> **How to complete this task**
Check each line of the data for "Folder" and select those that have it.

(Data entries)
◆ ◆ ◆ ◆ ◆ ◆ ◆
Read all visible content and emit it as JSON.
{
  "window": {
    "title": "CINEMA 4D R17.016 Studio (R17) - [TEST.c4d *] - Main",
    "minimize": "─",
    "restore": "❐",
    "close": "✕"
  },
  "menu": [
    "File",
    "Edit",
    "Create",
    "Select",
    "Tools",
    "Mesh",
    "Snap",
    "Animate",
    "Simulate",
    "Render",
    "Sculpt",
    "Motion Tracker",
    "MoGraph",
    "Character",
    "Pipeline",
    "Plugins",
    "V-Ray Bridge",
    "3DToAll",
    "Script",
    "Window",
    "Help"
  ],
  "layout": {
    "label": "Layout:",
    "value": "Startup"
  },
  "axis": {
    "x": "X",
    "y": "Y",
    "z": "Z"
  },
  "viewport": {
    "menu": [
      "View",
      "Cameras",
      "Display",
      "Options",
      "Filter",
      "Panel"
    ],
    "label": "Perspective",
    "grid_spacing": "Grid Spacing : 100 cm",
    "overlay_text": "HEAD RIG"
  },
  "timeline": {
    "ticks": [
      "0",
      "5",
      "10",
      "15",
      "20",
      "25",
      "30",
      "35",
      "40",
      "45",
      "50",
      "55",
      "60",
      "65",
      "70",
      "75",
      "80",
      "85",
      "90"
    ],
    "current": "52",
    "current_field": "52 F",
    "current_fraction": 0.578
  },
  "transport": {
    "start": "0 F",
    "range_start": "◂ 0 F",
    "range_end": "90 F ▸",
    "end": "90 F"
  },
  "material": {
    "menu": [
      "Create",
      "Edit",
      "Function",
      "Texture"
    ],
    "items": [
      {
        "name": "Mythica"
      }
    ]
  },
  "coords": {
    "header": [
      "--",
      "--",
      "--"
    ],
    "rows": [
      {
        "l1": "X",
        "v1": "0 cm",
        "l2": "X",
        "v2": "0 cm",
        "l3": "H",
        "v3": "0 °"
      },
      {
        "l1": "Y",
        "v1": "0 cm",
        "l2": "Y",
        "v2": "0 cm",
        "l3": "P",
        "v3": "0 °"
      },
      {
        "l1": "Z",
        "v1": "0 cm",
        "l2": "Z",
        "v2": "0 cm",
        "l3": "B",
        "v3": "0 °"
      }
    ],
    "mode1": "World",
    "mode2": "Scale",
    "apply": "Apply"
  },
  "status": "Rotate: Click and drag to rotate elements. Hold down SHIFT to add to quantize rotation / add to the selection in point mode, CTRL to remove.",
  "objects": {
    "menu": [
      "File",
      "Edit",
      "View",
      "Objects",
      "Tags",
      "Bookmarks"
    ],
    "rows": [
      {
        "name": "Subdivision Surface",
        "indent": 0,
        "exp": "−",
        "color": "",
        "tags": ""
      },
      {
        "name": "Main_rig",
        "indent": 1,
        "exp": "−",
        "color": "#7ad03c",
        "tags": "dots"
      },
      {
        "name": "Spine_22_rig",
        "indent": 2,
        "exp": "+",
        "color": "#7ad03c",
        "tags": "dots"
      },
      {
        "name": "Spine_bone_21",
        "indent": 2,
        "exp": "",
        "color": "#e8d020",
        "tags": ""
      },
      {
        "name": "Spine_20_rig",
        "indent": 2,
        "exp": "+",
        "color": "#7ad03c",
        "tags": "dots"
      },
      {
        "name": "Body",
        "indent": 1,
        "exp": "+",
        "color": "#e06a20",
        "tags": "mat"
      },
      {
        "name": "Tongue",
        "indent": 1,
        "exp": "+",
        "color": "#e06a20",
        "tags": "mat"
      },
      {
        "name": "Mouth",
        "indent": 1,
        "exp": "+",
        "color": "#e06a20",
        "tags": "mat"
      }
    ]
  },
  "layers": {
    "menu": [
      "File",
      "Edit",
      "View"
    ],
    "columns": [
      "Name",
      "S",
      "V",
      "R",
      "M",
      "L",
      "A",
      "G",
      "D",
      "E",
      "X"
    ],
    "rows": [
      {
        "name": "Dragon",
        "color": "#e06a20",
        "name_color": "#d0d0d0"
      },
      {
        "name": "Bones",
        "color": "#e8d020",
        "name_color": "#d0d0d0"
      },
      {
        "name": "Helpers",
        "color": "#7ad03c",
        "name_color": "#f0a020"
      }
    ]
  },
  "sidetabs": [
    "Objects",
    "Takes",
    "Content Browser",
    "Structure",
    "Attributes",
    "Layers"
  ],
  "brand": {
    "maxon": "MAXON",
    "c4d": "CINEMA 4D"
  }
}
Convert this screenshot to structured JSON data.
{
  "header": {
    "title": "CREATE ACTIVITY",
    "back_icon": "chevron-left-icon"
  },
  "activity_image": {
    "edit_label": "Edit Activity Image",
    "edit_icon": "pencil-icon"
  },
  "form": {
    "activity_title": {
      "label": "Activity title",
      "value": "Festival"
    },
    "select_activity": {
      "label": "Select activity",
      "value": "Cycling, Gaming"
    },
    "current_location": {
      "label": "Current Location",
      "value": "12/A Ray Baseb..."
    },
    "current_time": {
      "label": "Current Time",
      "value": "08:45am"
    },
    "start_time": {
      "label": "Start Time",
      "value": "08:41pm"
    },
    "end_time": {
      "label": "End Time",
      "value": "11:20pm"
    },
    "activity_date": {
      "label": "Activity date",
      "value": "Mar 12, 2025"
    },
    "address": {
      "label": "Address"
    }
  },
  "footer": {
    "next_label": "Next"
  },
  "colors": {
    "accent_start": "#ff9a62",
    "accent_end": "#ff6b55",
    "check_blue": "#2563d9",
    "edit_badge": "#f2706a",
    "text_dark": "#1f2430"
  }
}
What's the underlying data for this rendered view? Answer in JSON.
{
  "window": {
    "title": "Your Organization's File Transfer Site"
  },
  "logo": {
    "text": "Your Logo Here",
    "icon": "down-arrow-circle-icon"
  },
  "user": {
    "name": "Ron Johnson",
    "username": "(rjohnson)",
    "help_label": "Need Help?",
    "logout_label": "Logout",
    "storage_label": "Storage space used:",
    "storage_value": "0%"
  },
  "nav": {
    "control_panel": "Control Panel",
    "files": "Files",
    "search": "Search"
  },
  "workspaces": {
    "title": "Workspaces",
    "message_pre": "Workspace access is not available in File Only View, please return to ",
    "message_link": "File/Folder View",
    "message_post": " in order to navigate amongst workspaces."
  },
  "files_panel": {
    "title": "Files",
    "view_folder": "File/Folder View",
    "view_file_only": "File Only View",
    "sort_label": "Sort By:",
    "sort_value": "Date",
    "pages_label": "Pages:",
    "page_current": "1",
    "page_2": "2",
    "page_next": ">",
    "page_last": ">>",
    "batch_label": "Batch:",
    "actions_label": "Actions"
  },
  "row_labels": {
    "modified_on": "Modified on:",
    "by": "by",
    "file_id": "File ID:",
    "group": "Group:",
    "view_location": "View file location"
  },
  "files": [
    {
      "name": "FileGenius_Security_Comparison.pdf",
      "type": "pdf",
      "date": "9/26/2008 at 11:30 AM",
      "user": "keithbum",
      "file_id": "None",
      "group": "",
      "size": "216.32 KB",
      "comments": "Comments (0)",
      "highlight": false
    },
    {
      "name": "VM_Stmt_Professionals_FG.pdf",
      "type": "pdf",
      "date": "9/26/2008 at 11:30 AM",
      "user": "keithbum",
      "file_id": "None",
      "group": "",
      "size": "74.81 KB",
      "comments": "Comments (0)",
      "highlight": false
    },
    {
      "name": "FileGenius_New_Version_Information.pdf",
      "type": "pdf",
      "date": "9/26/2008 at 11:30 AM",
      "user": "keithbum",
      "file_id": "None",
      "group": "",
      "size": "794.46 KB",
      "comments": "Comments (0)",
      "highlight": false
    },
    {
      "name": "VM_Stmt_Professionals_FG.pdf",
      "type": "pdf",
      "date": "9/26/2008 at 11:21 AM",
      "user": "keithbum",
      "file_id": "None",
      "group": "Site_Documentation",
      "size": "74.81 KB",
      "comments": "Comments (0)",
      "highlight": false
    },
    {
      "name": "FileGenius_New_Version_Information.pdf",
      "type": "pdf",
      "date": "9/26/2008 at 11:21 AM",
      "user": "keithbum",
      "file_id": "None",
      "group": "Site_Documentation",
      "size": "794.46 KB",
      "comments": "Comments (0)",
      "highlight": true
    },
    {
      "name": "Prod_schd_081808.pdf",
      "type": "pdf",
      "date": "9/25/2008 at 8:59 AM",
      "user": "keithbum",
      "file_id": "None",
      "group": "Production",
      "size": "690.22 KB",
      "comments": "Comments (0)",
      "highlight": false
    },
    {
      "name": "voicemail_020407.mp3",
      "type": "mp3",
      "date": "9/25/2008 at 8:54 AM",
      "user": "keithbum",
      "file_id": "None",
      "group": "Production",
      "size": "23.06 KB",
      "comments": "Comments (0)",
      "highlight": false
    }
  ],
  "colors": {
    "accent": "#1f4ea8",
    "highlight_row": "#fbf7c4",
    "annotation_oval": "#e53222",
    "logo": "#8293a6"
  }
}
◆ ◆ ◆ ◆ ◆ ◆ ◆
> **Result below**
    "message_link": "File/Folder View",
    "view_folder": "File/Folder View",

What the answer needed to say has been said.